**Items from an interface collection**
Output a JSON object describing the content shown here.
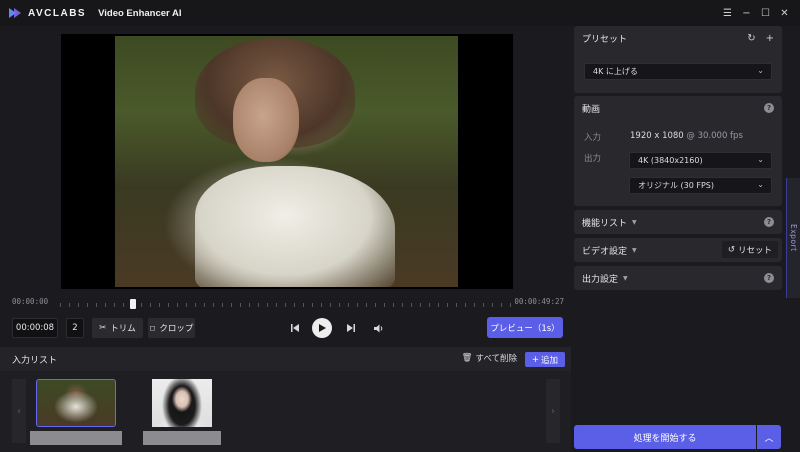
{
  "app": {
    "brand": "AVCLABS",
    "title": "Video Enhancer AI",
    "controls": {
      "menu": "☰",
      "minimize": "−",
      "maximize": "☐",
      "close": "✕"
    }
  },
  "player": {
    "time_start": "00:00:00",
    "time_end": "00:00:49:27",
    "playhead_fraction": 0.16,
    "current_time": "00:00:08",
    "frame": "2",
    "trim_label": "トリム",
    "crop_label": "クロップ",
    "preview_label": "プレビュー（1s）"
  },
  "input_list": {
    "title": "入力リスト",
    "clear_label": "すべて削除",
    "add_label": "追加"
  },
  "preset": {
    "title": "プリセット",
    "selected": "4K に上げる"
  },
  "video": {
    "title": "動画",
    "input_label": "入力",
    "input_resolution": "1920 x 1080",
    "input_fps": "@ 30.000 fps",
    "output_label": "出力",
    "output_resolution": "4K (3840x2160)",
    "output_fps": "オリジナル (30 FPS)"
  },
  "features": {
    "title": "機能リスト"
  },
  "video_settings": {
    "title": "ビデオ設定",
    "reset_label": "リセット"
  },
  "output_settings": {
    "title": "出力設定"
  },
  "export_tab": "Export",
  "start_label": "処理を開始する",
  "colors": {
    "accent": "#5b5fe8",
    "panel": "#28282d",
    "background": "#1b1b1f"
  }
}
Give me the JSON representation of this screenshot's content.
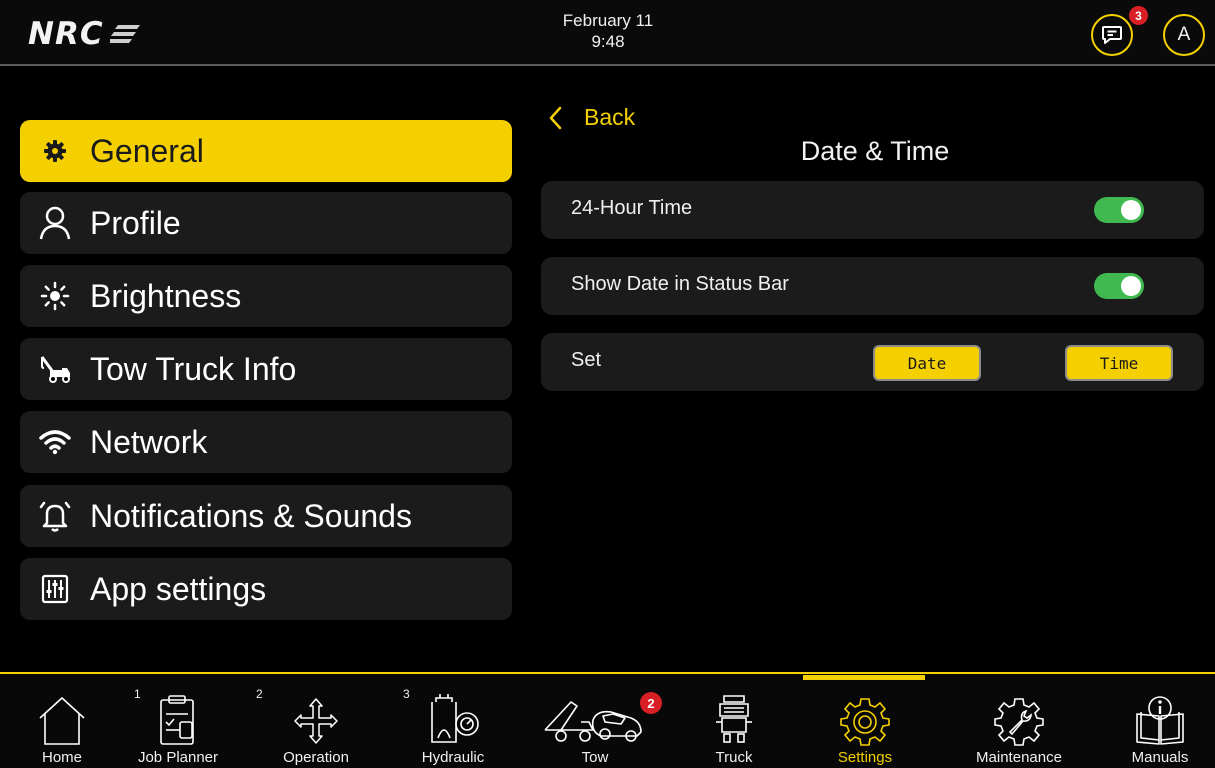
{
  "statusbar": {
    "logo_text": "NRC",
    "date": "February 11",
    "time": "9:48",
    "messages_badge": "3",
    "avatar_initial": "A"
  },
  "sidebar": {
    "items": [
      {
        "label": "General",
        "icon": "gear-icon",
        "active": true
      },
      {
        "label": "Profile",
        "icon": "person-icon",
        "active": false
      },
      {
        "label": "Brightness",
        "icon": "sun-icon",
        "active": false
      },
      {
        "label": "Tow Truck Info",
        "icon": "tow-truck-icon",
        "active": false
      },
      {
        "label": "Network",
        "icon": "wifi-icon",
        "active": false
      },
      {
        "label": "Notifications & Sounds",
        "icon": "bell-icon",
        "active": false
      },
      {
        "label": "App settings",
        "icon": "sliders-icon",
        "active": false
      }
    ]
  },
  "main": {
    "back_label": "Back",
    "title": "Date & Time",
    "rows": {
      "hour24": {
        "label": "24-Hour Time",
        "enabled": true
      },
      "show_date": {
        "label": "Show Date in Status Bar",
        "enabled": true
      },
      "set": {
        "label": "Set",
        "date_button": "Date",
        "time_button": "Time"
      }
    }
  },
  "bottom_nav": {
    "items": [
      {
        "label": "Home",
        "icon": "home-icon"
      },
      {
        "label": "Job Planner",
        "icon": "clipboard-icon",
        "number": "1"
      },
      {
        "label": "Operation",
        "icon": "move-arrows-icon",
        "number": "2"
      },
      {
        "label": "Hydraulic",
        "icon": "hydraulic-icon",
        "number": "3"
      },
      {
        "label": "Tow",
        "icon": "tow-icon",
        "badge": "2"
      },
      {
        "label": "Truck",
        "icon": "truck-icon"
      },
      {
        "label": "Settings",
        "icon": "settings-gear-icon",
        "active": true
      },
      {
        "label": "Maintenance",
        "icon": "wrench-gear-icon"
      },
      {
        "label": "Manuals",
        "icon": "manual-icon"
      }
    ]
  },
  "colors": {
    "accent": "#f5d000",
    "toggle_on": "#3fb950",
    "badge": "#d81f26",
    "panel": "#1b1b1b",
    "background": "#000000"
  }
}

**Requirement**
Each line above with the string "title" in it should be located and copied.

**Solution for this task**
    "title": "Video Enhancer AI",
    "title": "入力リスト",
    "title": "プリセット",
    "title": "動画",
    "title": "機能リスト"
    "title": "ビデオ設定",
    "title": "出力設定"
    "title": "Date & Time",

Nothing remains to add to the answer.